An awesome fact about this film is that it marks writer/director Jeremy Rush’s feature film debut. All he did prior to this was a couple of episodes of he series Caribe Road and two short films (No Road to Follow, John Doe and the Anti). Now that the floodgates of streaming have opened up Wheelman will potentially get to be seen by millions of people. What he lacks in experience he more than makes up for it in this film. I like that the camera is left alone a majority of the time, so that we may digest what is going onscreen — and never during insert shots, you can see what is going on clearly. I also like that there are several instances, including the opening scene, where the camera doesn’t move, but the characters and the car does. Wheelman is an amazingly well designed little film.

Now on to what I didn’t care about. We do spend a lot of time with Grillo and his predicament. He’s charming, funny, tough, etc., but the overall story fails him, because we really don’t get to explore his world. Yes, I am sure some will say that it is irrelevant, because it’s just one night in the life of a getaway driver. Still, there are plenty of secondary characters that are introduced and never seen again. Why not? When the final resolution hits at the end — it’s good and all, but who are these people and what was all of that about? Maybe if the film ran a bit longer (the film only runs 82 minutes with credits) certain threads could have been tied up a bit more neatly. The film itself is entertaining and I did enjoy it, but a part of me feels I would have liked it even more if it had more detail in certain subplots.

I really like the world of Wheelman and hope that if it succeeds a sequel can be made or even spun off into a series. Hell, I would totally be down for some Frank Grillo driving hot cars for a couple of seasons breaking heads and taking names. This is a fine enough film that could have been made better if only a few loose ends could have been tied up. That’s me being picky, though. Wheelman gets a hearty recommendation.

Wheelman is available globally for streaming on Netflix October 20, 2017.

3.5 / 5 TheaterByte Rating
{{ reviewsOverall }} / 5 Users (0 votes)
Solution Entertainment Group | WarParty Films | NetflixStudios & Distributors
TV-MA (Graphic violence and profanity)Rating Certificate
82 Mins.Run Time
2.35:1Aspect Ratio
Jeremy RushDirector
Jeremy RushWriter
20 Oct. 2017Release Date
The Film
A getaway man on a bank robbery (Frank Grillo) is double crossed and shifts into shifts into high gear to find out who screwed him over in this high octane, Netflix Original film from first time feature director Jeremy Rush. With only few monetary lapses in logic, Wheelman is a lot of fun for fans of car chase films and is recommended.
What people say... Login to rate
Order by:
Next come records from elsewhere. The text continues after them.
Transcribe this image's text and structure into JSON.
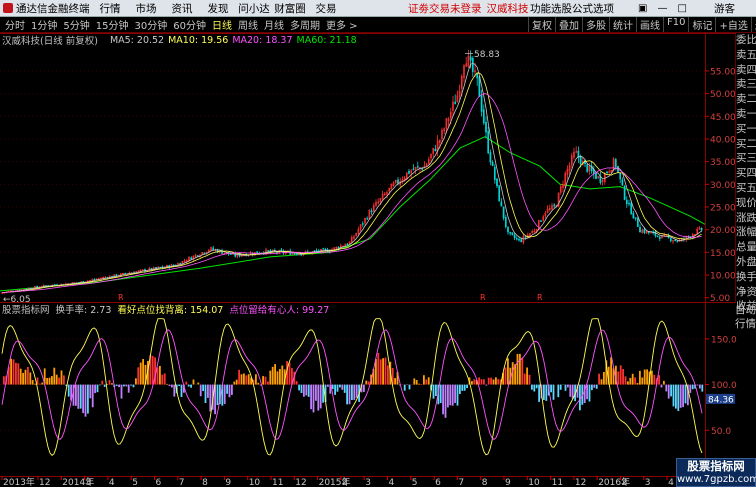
{
  "topbar": {
    "app_title": "通达信金融终端",
    "menus": [
      "行情",
      "市场",
      "资讯",
      "发现",
      "问小达",
      "财富圈",
      "交易"
    ],
    "notice": "证劵交易未登录",
    "stock_name": "汉威科技",
    "right_menus": [
      "功能",
      "选股",
      "公式",
      "选项"
    ],
    "guest": "游客"
  },
  "periods": [
    "分时",
    "1分钟",
    "5分钟",
    "15分钟",
    "30分钟",
    "60分钟",
    "日线",
    "周线",
    "月线",
    "多周期",
    "更多 >"
  ],
  "active_period": "日线",
  "tools": [
    "复权",
    "叠加",
    "多股",
    "统计",
    "画线",
    "F10",
    "标记",
    "+自选",
    "返回"
  ],
  "chart_title": {
    "stock": "汉威科技(日线 前复权)",
    "ma5": "MA5: 20.52",
    "ma10": "MA10: 19.56",
    "ma20": "MA20: 18.37",
    "ma60": "MA60: 21.18"
  },
  "indicator_title": {
    "name": "股票指标网",
    "turnover": "换手率: 2.73",
    "high_label": "看好点位找背离: 154.07",
    "low_label": "点位留给有心人: 99.27"
  },
  "side_panel": [
    "委比",
    "卖五",
    "卖四",
    "卖三",
    "卖二",
    "卖一",
    "买一",
    "买二",
    "买三",
    "买四",
    "买五",
    "现价",
    "涨跌",
    "涨幅",
    "总量",
    "外盘",
    "换手",
    "净资",
    "收益"
  ],
  "side_panel2": [
    "自动",
    "行情"
  ],
  "watermark": {
    "line1": "股票指标网",
    "line2": "www.7gpzb.com"
  },
  "colors": {
    "up": "#ff3232",
    "down": "#00d8d8",
    "ma5": "#c8c8c8",
    "ma10": "#ffff54",
    "ma20": "#ff54ff",
    "ma60": "#00e600",
    "grid": "#8b0000"
  },
  "chart_data": [
    {
      "type": "candlestick",
      "title": "汉威科技(日线 前复权)",
      "x_labels": [
        "2013年",
        "12",
        "2014年",
        "3",
        "4",
        "5",
        "6",
        "7",
        "8",
        "9",
        "10",
        "11",
        "12",
        "2015年",
        "2",
        "3",
        "4",
        "5",
        "6",
        "7",
        "8",
        "9",
        "10",
        "11",
        "12",
        "2016年",
        "2",
        "3",
        "4",
        "5",
        "6"
      ],
      "y_ticks": [
        5,
        10,
        15,
        20,
        25,
        30,
        35,
        40,
        45,
        50,
        55
      ],
      "ylim": [
        4.5,
        60.5
      ],
      "annotations": {
        "high": "58.83",
        "low": "6.05",
        "marker": "R"
      },
      "price_path": [
        [
          0,
          6.05
        ],
        [
          40,
          7.5
        ],
        [
          80,
          8.4
        ],
        [
          130,
          10.5
        ],
        [
          175,
          12.2
        ],
        [
          210,
          15.8
        ],
        [
          235,
          14.3
        ],
        [
          265,
          15.2
        ],
        [
          300,
          14.8
        ],
        [
          330,
          15.5
        ],
        [
          350,
          17.2
        ],
        [
          370,
          24
        ],
        [
          390,
          29
        ],
        [
          410,
          33
        ],
        [
          425,
          34
        ],
        [
          440,
          40
        ],
        [
          458,
          50
        ],
        [
          465,
          58.83
        ],
        [
          478,
          52
        ],
        [
          488,
          38
        ],
        [
          500,
          26
        ],
        [
          508,
          19
        ],
        [
          520,
          17.5
        ],
        [
          535,
          20
        ],
        [
          545,
          24
        ],
        [
          555,
          25
        ],
        [
          565,
          32
        ],
        [
          575,
          37
        ],
        [
          585,
          34
        ],
        [
          600,
          31
        ],
        [
          615,
          35
        ],
        [
          625,
          27
        ],
        [
          640,
          20
        ],
        [
          660,
          18.5
        ],
        [
          680,
          17.5
        ],
        [
          700,
          20
        ]
      ],
      "ma60_path": [
        [
          0,
          6.5
        ],
        [
          100,
          8.5
        ],
        [
          200,
          11.5
        ],
        [
          270,
          14
        ],
        [
          330,
          15
        ],
        [
          370,
          18
        ],
        [
          400,
          25
        ],
        [
          430,
          31
        ],
        [
          460,
          38
        ],
        [
          485,
          40.5
        ],
        [
          510,
          37
        ],
        [
          540,
          34
        ],
        [
          560,
          30
        ],
        [
          590,
          29
        ],
        [
          620,
          29.5
        ],
        [
          650,
          27
        ],
        [
          690,
          23
        ],
        [
          705,
          21.18
        ]
      ]
    },
    {
      "type": "bar",
      "title": "股票指标网",
      "y_ticks": [
        50.0,
        100.0,
        150.0
      ],
      "ylim": [
        0,
        175
      ],
      "current_value_tag": "84.36",
      "series": [
        {
          "name": "看好点位找背离",
          "value": 154.07
        },
        {
          "name": "点位留给有心人",
          "value": 99.27
        }
      ]
    }
  ]
}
Be the first to leave a review.

User Avatar User Avatar
{{{ review.rating_title }}}
{{{review.rating_comment | nl2br}}}

This review has no replies yet.

Show more
Show more
{{ pageNumber+1 }}



Related Articles

Join the Discussion on TheaterByte!

This site uses Akismet to reduce spam. Learn how your comment data is processed.

Stay Connected

- Advertisement -

Notice of Compliance with FEDERAL TRADE COMMISSION 16 CFR Part 255

In accordance with the Federal Trade Commission 16 CFR part 255 guidelines, this website hereby states that it receives free discs and other theatrical or home entertainment "screeners" and access to screening links from studios and/or PR firms, and is provided with consumer electronics devices on loan from hardware manufacturers and/or PR firms respectively for the purposes of evaluating the products and its content for editorial reviews. We receive no compensation from these companies for our opinions or for the writing of reviews or editorials.
Permission is sometimes granted to companies to quote our work and editorial reviews free of charge. Our website may contain affiliate marketing links, which means we may get paid commission on sales of those products or the services we write about. Our editorial content is not influenced by advertisers or affiliate partnerships. This disclosure is provided in accordance with the Federal Trade Commission’s 16 CFR § 255.5: Guides Concerning the Use of Endorsements and Testimonials in Advertising.

Latest Articles